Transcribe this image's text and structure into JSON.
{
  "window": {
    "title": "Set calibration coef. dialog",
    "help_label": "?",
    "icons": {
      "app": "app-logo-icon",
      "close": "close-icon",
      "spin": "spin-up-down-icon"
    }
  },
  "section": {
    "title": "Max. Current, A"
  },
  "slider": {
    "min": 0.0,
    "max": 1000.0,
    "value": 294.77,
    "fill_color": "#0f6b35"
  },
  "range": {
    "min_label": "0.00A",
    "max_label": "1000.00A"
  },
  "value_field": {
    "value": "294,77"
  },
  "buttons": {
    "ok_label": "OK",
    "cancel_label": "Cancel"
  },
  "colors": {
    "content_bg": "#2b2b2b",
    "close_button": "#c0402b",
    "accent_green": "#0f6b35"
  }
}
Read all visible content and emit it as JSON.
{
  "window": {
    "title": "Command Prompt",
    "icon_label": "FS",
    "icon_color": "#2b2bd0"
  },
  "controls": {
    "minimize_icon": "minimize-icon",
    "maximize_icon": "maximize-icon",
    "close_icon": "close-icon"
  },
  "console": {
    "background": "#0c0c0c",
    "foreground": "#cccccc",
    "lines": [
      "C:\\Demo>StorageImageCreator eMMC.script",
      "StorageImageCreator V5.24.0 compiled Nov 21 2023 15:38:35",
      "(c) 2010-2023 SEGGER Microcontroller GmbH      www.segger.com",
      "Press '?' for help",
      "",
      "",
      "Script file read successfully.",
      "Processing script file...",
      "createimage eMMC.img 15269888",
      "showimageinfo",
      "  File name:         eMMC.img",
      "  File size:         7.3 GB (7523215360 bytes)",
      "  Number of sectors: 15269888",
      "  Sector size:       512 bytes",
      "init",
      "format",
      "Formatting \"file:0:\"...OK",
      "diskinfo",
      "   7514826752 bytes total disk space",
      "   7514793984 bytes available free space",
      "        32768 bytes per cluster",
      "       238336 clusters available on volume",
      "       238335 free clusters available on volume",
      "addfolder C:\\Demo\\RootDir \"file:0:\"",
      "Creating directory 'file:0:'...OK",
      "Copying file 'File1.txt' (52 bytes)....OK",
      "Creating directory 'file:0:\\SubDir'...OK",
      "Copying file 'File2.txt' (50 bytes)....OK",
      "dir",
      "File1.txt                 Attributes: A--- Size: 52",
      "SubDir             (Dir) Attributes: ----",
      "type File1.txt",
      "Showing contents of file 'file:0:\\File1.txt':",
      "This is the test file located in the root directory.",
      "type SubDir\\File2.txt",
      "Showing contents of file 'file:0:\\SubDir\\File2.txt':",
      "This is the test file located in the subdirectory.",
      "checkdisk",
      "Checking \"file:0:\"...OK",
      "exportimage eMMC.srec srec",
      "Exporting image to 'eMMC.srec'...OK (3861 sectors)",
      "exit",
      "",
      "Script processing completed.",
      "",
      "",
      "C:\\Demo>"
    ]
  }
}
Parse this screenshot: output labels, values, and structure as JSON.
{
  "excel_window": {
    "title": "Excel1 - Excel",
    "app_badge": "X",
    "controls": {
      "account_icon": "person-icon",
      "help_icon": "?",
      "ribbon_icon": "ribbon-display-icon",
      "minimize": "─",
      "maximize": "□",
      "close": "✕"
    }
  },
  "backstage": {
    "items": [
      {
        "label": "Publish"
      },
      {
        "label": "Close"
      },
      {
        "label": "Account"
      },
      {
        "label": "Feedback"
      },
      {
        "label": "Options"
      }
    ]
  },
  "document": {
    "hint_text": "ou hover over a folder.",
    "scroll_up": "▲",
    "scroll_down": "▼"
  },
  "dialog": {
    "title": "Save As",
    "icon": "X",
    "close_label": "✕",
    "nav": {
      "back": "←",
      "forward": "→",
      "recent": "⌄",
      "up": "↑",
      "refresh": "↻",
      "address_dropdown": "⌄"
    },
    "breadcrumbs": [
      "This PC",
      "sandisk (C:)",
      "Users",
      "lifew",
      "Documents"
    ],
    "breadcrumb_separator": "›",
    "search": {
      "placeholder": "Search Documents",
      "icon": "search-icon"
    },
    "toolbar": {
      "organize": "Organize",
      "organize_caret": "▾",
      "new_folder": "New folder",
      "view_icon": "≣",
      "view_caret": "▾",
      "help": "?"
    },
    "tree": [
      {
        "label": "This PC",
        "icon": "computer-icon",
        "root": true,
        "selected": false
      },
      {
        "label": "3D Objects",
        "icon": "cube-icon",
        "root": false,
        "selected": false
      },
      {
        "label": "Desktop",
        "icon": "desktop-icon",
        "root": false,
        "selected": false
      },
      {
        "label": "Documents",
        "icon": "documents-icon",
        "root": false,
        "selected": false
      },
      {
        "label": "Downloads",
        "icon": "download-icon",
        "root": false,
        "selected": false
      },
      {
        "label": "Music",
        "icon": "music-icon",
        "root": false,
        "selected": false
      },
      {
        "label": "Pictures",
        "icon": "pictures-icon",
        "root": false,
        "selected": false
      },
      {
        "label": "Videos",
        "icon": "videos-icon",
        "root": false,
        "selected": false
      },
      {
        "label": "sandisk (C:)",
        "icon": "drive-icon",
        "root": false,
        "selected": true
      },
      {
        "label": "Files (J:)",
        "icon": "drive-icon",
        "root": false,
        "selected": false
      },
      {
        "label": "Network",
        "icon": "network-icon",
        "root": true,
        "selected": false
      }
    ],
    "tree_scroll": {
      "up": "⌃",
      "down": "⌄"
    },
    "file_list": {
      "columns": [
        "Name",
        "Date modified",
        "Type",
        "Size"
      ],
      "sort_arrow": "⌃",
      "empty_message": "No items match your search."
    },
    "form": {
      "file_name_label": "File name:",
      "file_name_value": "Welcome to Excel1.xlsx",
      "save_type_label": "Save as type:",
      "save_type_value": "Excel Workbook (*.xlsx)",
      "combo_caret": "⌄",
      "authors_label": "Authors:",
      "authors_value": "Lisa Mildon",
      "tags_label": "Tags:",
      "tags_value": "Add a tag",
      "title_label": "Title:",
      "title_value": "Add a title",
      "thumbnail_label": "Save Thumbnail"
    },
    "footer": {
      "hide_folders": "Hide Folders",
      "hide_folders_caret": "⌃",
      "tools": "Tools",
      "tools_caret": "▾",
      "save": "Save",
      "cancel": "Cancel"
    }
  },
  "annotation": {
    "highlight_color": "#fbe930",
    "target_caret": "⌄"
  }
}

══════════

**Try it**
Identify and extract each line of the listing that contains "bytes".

**Reply to the task**
      "  File size:         7.3 GB (7523215360 bytes)",
      "  Sector size:       512 bytes",
      "   7514826752 bytes total disk space",
      "   7514793984 bytes available free space",
      "        32768 bytes per cluster",
      "Copying file 'File1.txt' (52 bytes)....OK",
      "Copying file 'File2.txt' (50 bytes)....OK",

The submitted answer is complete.